#### EXERCISE INPUT:
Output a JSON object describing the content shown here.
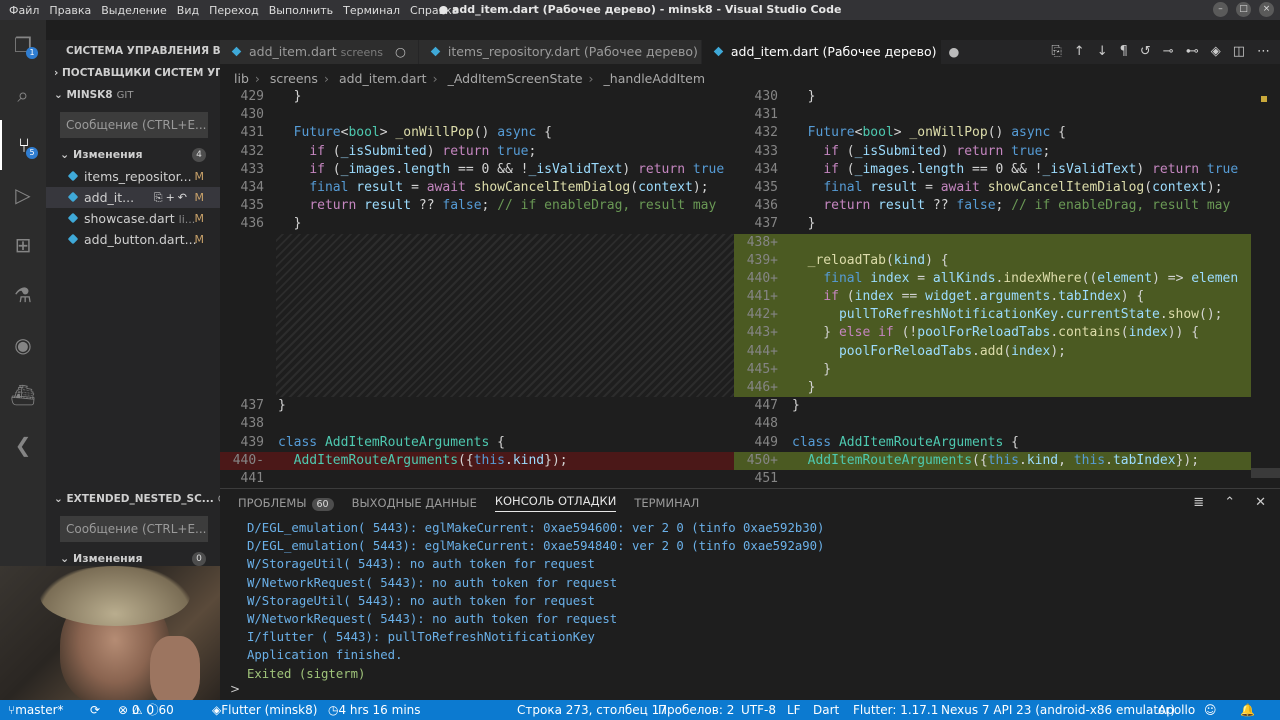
{
  "window": {
    "title": "● add_item.dart (Рабочее дерево) - minsk8 - Visual Studio Code"
  },
  "menu": [
    "Файл",
    "Правка",
    "Выделение",
    "Вид",
    "Переход",
    "Выполнить",
    "Терминал",
    "Справка"
  ],
  "activity": {
    "scm_badge": "5",
    "explorer_badge": "1"
  },
  "sidebar": {
    "title": "СИСТЕМА УПРАВЛЕНИЯ В...",
    "providers": "ПОСТАВЩИКИ СИСТЕМ УП...",
    "repo1": {
      "name": "MINSK8",
      "kind": "GIT",
      "message_placeholder": "Сообщение (CTRL+E...",
      "changes_label": "Изменения",
      "changes_count": "4",
      "files": [
        {
          "name": "items_repositor...",
          "status": "M"
        },
        {
          "name": "add_it...",
          "status": "M"
        },
        {
          "name": "showcase.dart",
          "hint": "li...",
          "status": "M"
        },
        {
          "name": "add_button.dart...",
          "status": "M"
        }
      ]
    },
    "repo2": {
      "name": "EXTENDED_NESTED_SC...",
      "kind": "GIT",
      "message_placeholder": "Сообщение (CTRL+E...",
      "changes_label": "Изменения",
      "changes_count": "0"
    }
  },
  "tabs": [
    {
      "label": "add_item.dart",
      "hint": "screens"
    },
    {
      "label": "items_repository.dart (Рабочее дерево)"
    },
    {
      "label": "add_item.dart (Рабочее дерево)"
    }
  ],
  "breadcrumbs": [
    "lib",
    "screens",
    "add_item.dart",
    "_AddItemScreenState",
    "_handleAddItem"
  ],
  "left": {
    "lines": [
      {
        "n": "429",
        "t": "  }"
      },
      {
        "n": "430",
        "t": ""
      },
      {
        "n": "431",
        "t": "  Future<bool> _onWillPop() async {"
      },
      {
        "n": "432",
        "t": "    if (_isSubmited) return true;"
      },
      {
        "n": "433",
        "t": "    if (_images.length == 0 && !_isValidText) return true"
      },
      {
        "n": "434",
        "t": "    final result = await showCancelItemDialog(context);"
      },
      {
        "n": "435",
        "t": "    return result ?? false; // if enableDrag, result may"
      },
      {
        "n": "436",
        "t": "  }"
      }
    ],
    "after": [
      {
        "n": "437",
        "t": "}"
      },
      {
        "n": "438",
        "t": ""
      },
      {
        "n": "439",
        "t": "class AddItemRouteArguments {"
      },
      {
        "n": "440-",
        "t": "  AddItemRouteArguments({this.kind});"
      },
      {
        "n": "441",
        "t": ""
      }
    ]
  },
  "right": {
    "lines": [
      {
        "n": "430",
        "t": "  }"
      },
      {
        "n": "431",
        "t": ""
      },
      {
        "n": "432",
        "t": "  Future<bool> _onWillPop() async {"
      },
      {
        "n": "433",
        "t": "    if (_isSubmited) return true;"
      },
      {
        "n": "434",
        "t": "    if (_images.length == 0 && !_isValidText) return true"
      },
      {
        "n": "435",
        "t": "    final result = await showCancelItemDialog(context);"
      },
      {
        "n": "436",
        "t": "    return result ?? false; // if enableDrag, result may"
      },
      {
        "n": "437",
        "t": "  }"
      }
    ],
    "added": [
      {
        "n": "438+",
        "t": ""
      },
      {
        "n": "439+",
        "t": "  _reloadTab(kind) {"
      },
      {
        "n": "440+",
        "t": "    final index = allKinds.indexWhere((element) => elemen"
      },
      {
        "n": "441+",
        "t": "    if (index == widget.arguments.tabIndex) {"
      },
      {
        "n": "442+",
        "t": "      pullToRefreshNotificationKey.currentState.show();"
      },
      {
        "n": "443+",
        "t": "    } else if (!poolForReloadTabs.contains(index)) {"
      },
      {
        "n": "444+",
        "t": "      poolForReloadTabs.add(index);"
      },
      {
        "n": "445+",
        "t": "    }"
      },
      {
        "n": "446+",
        "t": "  }"
      }
    ],
    "after": [
      {
        "n": "447",
        "t": "}"
      },
      {
        "n": "448",
        "t": ""
      },
      {
        "n": "449",
        "t": "class AddItemRouteArguments {"
      },
      {
        "n": "450+",
        "t": "  AddItemRouteArguments({this.kind, this.tabIndex});"
      },
      {
        "n": "451",
        "t": ""
      }
    ]
  },
  "panel": {
    "tabs": [
      {
        "label": "ПРОБЛЕМЫ",
        "count": "60"
      },
      {
        "label": "ВЫХОДНЫЕ ДАННЫЕ"
      },
      {
        "label": "КОНСОЛЬ ОТЛАДКИ"
      },
      {
        "label": "ТЕРМИНАЛ"
      }
    ],
    "console": [
      "D/EGL_emulation( 5443): eglMakeCurrent: 0xae594600: ver 2 0 (tinfo 0xae592b30)",
      "D/EGL_emulation( 5443): eglMakeCurrent: 0xae594840: ver 2 0 (tinfo 0xae592a90)",
      "W/StorageUtil( 5443): no auth token for request",
      "W/NetworkRequest( 5443): no auth token for request",
      "W/StorageUtil( 5443): no auth token for request",
      "W/NetworkRequest( 5443): no auth token for request",
      "I/flutter ( 5443): pullToRefreshNotificationKey",
      "Application finished."
    ],
    "exited": "Exited (sigterm)",
    "prompt": ">"
  },
  "status": {
    "branch": "master*",
    "errors": "0",
    "warnings": "0",
    "infos": "60",
    "flutter": "Flutter (minsk8)",
    "time": "4 hrs 16 mins",
    "position": "Строка 273, столбец 17",
    "spaces": "Пробелов: 2",
    "encoding": "UTF-8",
    "eol": "LF",
    "lang": "Dart",
    "flutter_ver": "Flutter: 1.17.1",
    "device": "Nexus 7 API 23 (android-x86 emulator)",
    "apollo": "Apollo"
  }
}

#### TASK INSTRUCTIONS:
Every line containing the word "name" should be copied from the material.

#### WORKED SOLUTION:
      "name": "MINSK8",
          "name": "items_repositor...",
          "name": "add_it...",
          "name": "showcase.dart",
          "name": "add_button.dart...",
      "name": "EXTENDED_NESTED_SC...",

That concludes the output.